When our lives are upbeat, Love is there. When our lives are slow and mournful, Love is there. When our lives are confusing and irregular, Love is there. God’s love is always there; the risen Christ living among us, even when life seems unbearable. It is in these most difficult moments that God carries us, in love, when we can’t move forward on our own.
Yesterday, I had the opportunity to pray with a stranger who stoped at the church in the midst of an emotional crisis. To be honest, it is quite unusual for strangers stop at the church looking for prayer. We were rather surprised when this person opened the door and asked if there was a pastor around. Usually, when someone asks for the pastor they are in need of food, or finacial assistance, but not this time. In fact, my new friend commented on the situation, very aware that most people wouldn't randomly show up looking for prayer.
Once upon a time, it was common for people to seek out pastoral care during times of spiritual or emotional crisis, but today pastoral care seem to be the last thing people think about. People might reach out to their pastor or church family for support, but not always. In fact, I cannot tell you how many times the pastor is the last person to know about a crisis in the congregation. And those without a faith community are even less likely to seek out pastoral care. Truth is, pastors and churches that once provided extensive support to the community are becoming less and less relevant in a culture where “spiritual but not religious” has become a common phrase to talk about faith.
Ironically, it is our church family that we need most during these times. It is in community and relationship with others that we see and experience the risen Christ. It is in our relationships with other believers that we see God’s love, but this takes practice. If we don’t look for the risen Christ in the ups of life, we don’t know how to find him in the downs. It takes time to listen and feel God’s presence. But the more we see, hear, and feel God among us during the good times, the easier it is to recognize God’s presence in the difficult times.

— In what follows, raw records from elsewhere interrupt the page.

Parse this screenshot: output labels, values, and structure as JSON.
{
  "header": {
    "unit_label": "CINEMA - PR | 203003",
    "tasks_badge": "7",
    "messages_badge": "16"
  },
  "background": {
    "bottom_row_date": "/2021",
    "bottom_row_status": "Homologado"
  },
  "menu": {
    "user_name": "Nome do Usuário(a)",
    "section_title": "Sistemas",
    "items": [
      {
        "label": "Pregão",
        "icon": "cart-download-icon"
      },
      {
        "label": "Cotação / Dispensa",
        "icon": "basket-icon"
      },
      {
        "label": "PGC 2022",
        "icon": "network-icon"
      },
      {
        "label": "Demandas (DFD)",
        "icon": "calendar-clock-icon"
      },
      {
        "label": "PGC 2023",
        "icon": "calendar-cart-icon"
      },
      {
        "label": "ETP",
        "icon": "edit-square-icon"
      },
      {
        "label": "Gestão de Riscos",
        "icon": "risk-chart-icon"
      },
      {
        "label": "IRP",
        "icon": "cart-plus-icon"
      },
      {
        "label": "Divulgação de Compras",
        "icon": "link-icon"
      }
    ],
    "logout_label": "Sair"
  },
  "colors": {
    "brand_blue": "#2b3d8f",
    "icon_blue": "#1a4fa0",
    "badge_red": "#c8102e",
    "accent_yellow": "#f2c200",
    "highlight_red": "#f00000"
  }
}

This week, look for God’s love. Listen for God’s voice. And feel God’s presence. Practice looking for Christ now, so you can find him when you reach the top of the rollercoaster and everything drops out from under you. You’ll be glad to have God’s love close by to grab hold of you when you fall.